These days, I don’t really get these Blade Runner images so much. I mostly see Pink as a very good stylistic experiment. Boris, despite starting firmly in the drone-metal tradition launched by Earth and the Melvins’ Bullhead (they got their name from the latter’s first track), have dabbled in just about every style imaginable since then from J-pop to psychedelia to ambient folk. Pink is more or less a stoner rock album with a few nods to shoegaze, most notably the sleeve aesthetic, the sounds of “My Machine” and “Farewell,” and the little You Made Me Realise-style “holocaust” section on final track “Just Abondoned My-Self” (sic). At that, it’s superb, and it does a fabulous job of spanning a multitude of genres while sounding convincingly like Boris Does Stoner Rock.
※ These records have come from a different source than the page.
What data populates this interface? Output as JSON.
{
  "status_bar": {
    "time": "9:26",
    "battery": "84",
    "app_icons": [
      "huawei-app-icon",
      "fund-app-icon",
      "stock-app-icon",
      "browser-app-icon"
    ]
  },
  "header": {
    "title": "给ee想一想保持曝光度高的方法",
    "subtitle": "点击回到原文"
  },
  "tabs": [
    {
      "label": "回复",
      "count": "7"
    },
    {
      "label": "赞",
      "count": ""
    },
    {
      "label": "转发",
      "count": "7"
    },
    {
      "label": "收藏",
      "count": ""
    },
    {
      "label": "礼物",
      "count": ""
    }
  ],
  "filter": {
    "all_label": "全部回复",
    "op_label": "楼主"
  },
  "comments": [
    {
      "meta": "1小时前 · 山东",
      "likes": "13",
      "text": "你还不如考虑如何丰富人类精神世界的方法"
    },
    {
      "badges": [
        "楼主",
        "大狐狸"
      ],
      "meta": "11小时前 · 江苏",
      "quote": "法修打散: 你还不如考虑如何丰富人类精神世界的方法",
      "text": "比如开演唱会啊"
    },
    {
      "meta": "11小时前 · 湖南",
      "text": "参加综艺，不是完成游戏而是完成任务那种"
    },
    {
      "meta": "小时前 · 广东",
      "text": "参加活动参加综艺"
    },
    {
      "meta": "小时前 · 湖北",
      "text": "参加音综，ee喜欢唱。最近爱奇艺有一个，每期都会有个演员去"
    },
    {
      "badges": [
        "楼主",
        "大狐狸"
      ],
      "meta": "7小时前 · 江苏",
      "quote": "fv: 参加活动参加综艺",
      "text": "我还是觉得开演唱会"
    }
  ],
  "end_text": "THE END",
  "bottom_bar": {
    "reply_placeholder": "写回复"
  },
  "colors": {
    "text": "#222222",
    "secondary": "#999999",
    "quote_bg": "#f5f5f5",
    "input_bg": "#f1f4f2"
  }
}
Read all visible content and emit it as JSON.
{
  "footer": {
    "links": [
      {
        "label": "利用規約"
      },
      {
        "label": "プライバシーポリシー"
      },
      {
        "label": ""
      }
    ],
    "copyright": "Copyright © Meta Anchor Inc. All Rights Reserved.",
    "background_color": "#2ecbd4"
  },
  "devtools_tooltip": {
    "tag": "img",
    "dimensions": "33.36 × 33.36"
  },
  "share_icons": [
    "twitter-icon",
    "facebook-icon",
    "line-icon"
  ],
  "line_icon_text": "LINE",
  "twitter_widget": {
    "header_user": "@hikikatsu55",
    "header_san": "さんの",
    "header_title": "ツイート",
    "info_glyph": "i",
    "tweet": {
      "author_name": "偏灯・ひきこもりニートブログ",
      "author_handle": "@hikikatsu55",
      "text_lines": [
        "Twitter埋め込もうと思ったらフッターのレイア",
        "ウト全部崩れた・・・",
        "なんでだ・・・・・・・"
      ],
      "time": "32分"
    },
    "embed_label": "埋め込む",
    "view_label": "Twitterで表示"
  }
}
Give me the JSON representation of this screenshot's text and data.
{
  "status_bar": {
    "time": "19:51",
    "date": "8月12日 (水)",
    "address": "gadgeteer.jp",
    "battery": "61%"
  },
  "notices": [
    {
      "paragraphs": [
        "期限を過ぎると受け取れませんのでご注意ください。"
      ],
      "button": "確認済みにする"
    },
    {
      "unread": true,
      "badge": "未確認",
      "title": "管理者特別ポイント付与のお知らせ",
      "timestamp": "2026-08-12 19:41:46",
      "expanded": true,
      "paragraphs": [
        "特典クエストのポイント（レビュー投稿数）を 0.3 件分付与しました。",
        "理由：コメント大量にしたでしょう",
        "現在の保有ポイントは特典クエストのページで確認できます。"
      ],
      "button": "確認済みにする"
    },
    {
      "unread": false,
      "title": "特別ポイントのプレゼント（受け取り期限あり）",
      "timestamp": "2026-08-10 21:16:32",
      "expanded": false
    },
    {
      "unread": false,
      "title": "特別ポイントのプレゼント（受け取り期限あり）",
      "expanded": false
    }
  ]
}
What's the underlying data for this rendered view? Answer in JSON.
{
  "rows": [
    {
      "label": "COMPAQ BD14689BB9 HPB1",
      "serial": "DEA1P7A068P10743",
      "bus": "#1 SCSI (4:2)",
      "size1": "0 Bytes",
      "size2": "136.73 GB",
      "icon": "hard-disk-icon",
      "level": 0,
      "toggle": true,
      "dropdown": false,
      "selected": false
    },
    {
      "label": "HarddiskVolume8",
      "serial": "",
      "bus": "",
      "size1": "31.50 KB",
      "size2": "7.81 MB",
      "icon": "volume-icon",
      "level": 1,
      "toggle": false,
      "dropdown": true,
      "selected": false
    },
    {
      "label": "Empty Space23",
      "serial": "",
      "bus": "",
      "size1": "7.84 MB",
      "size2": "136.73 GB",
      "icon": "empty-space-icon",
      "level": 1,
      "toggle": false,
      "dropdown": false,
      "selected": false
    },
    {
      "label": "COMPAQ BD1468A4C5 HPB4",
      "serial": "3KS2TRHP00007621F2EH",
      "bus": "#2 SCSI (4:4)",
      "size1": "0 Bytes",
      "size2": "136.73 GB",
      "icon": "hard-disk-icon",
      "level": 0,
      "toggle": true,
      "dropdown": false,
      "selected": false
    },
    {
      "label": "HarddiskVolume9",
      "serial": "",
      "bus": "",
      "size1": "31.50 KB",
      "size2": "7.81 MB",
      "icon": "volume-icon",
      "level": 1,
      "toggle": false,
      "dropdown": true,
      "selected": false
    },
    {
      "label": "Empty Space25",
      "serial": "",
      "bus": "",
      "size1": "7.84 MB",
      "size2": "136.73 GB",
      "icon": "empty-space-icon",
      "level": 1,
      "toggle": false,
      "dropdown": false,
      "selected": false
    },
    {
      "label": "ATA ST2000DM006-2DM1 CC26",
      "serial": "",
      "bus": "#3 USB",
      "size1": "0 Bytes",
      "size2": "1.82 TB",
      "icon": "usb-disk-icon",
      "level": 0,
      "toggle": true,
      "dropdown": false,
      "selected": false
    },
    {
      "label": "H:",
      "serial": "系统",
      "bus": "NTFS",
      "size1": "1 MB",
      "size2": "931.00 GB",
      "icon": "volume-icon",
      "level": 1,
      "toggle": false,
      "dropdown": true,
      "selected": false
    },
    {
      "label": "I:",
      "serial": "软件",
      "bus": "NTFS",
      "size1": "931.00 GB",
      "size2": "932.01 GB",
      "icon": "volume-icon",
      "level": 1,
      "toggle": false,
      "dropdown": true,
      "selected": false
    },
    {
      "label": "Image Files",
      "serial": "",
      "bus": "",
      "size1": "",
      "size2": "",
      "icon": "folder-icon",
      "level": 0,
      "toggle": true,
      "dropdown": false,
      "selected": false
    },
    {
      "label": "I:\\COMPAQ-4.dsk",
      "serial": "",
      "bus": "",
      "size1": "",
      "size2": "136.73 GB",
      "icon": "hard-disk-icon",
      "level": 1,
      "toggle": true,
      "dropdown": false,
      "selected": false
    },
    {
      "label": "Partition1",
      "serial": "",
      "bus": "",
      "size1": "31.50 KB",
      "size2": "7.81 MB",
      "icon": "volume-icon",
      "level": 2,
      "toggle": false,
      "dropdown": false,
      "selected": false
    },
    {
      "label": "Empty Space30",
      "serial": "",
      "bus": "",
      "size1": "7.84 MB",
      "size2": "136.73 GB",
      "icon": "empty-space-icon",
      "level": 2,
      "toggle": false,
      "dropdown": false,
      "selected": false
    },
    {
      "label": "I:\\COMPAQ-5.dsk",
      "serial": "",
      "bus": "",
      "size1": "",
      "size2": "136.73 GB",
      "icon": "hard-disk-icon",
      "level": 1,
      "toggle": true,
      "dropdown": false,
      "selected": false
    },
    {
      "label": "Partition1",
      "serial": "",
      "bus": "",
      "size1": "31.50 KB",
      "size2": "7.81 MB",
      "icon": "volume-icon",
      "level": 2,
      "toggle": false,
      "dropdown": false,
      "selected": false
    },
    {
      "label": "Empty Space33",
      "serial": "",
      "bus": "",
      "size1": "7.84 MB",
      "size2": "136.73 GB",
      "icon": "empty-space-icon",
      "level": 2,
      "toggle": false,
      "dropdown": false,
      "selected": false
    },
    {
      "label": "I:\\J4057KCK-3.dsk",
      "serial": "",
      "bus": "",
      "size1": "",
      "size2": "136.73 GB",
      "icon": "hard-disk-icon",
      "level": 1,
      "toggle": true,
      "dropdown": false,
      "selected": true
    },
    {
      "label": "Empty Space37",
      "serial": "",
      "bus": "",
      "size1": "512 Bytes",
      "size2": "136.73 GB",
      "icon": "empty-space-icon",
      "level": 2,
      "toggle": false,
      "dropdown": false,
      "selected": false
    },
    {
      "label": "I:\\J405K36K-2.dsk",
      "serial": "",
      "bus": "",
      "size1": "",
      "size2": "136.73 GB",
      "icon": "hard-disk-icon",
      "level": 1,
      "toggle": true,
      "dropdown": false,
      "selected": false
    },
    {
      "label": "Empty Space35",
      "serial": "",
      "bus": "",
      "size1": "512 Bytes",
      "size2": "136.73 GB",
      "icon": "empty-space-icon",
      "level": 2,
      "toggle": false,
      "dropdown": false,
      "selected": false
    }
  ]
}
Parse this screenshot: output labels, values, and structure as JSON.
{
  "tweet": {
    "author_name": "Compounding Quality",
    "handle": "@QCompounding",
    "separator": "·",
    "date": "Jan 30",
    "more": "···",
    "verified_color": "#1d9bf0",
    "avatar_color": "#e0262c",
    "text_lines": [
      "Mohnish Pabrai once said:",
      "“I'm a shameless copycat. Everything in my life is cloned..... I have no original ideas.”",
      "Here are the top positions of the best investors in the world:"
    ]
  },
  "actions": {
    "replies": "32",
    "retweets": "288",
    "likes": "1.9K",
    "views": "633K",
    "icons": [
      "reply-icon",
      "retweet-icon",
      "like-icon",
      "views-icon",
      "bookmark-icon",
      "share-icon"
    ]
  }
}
I haven’t sat down and listened to Pink in perhaps three years, which is about the last time I was really into rock; I prefer electronic music, pop, and R&B these days. But I saw Boris perform Pink live at the Fillmore a few days ago, albeit with a few alterations – “Farewell” was moved wisely to the end, while they opened with a bit of drone that might have come from Absolutego. Listening to them play the album, I was struck by how many individual moments I remembered from the songs, like the ascending E-bow screech right before the title track segues into its breakdown/chorus. I moved in sync with a lot of the drum fills. I don’t speak Japanese, but I remember a lot of the sounds. A lot of Boris’s lyrics are essentially Japanese-phonetic gibberish, similar to the Melvins’ pseudo-English, and a lot of the words were hooky enough that they got stuck in my head even though I didn’t know what they meant. Above all else, I got a great appreciation for Pink as a pop album when I saw it live, and it was easy to see why it resonated with so many non-metal fans – like myself – when it first came out.

An unfortunate side-effect of seeing Pink live is it brought back a lot of bad memories. In high school, I bonded with a fellow member of the school jazz band (and a committed metalhead) over Pink; I’ve long since alienated him, as I did with many of my other classmates back then before I knew how to talk to people. I was homeschooled until high school, and my ability to speak to other humans was limited. I remembered a lot of awkward conversations and bad decisions. I also remembered my first friends, and my first lunch breaks, and Pink blasting in my ears, into the red and out of the stratosphere.